Task to complete: Count up the lines holding "method" in the material, then reply with only the number.

Provided records:
-- -- --

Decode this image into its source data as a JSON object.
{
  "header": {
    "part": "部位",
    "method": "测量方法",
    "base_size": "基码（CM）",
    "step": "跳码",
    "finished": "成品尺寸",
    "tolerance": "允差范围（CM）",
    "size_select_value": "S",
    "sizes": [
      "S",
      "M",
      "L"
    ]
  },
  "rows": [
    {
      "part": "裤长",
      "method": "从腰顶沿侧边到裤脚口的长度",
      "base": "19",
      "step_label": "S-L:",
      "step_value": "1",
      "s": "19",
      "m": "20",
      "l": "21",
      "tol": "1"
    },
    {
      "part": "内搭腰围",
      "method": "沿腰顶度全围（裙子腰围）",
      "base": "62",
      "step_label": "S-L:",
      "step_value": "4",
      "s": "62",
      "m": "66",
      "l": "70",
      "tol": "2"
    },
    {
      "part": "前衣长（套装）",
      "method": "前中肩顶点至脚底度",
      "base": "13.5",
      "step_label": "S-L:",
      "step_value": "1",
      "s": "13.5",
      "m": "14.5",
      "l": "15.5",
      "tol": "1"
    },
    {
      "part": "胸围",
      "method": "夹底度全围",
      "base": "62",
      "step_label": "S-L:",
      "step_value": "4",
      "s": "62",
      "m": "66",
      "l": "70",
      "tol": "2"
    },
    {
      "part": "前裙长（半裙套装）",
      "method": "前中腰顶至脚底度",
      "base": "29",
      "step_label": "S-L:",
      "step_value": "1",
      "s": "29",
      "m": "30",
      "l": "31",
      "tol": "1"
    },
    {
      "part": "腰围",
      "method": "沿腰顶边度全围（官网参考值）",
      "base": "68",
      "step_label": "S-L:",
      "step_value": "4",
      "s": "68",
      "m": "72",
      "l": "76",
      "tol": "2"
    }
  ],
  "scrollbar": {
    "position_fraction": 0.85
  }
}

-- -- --

Answer below: 7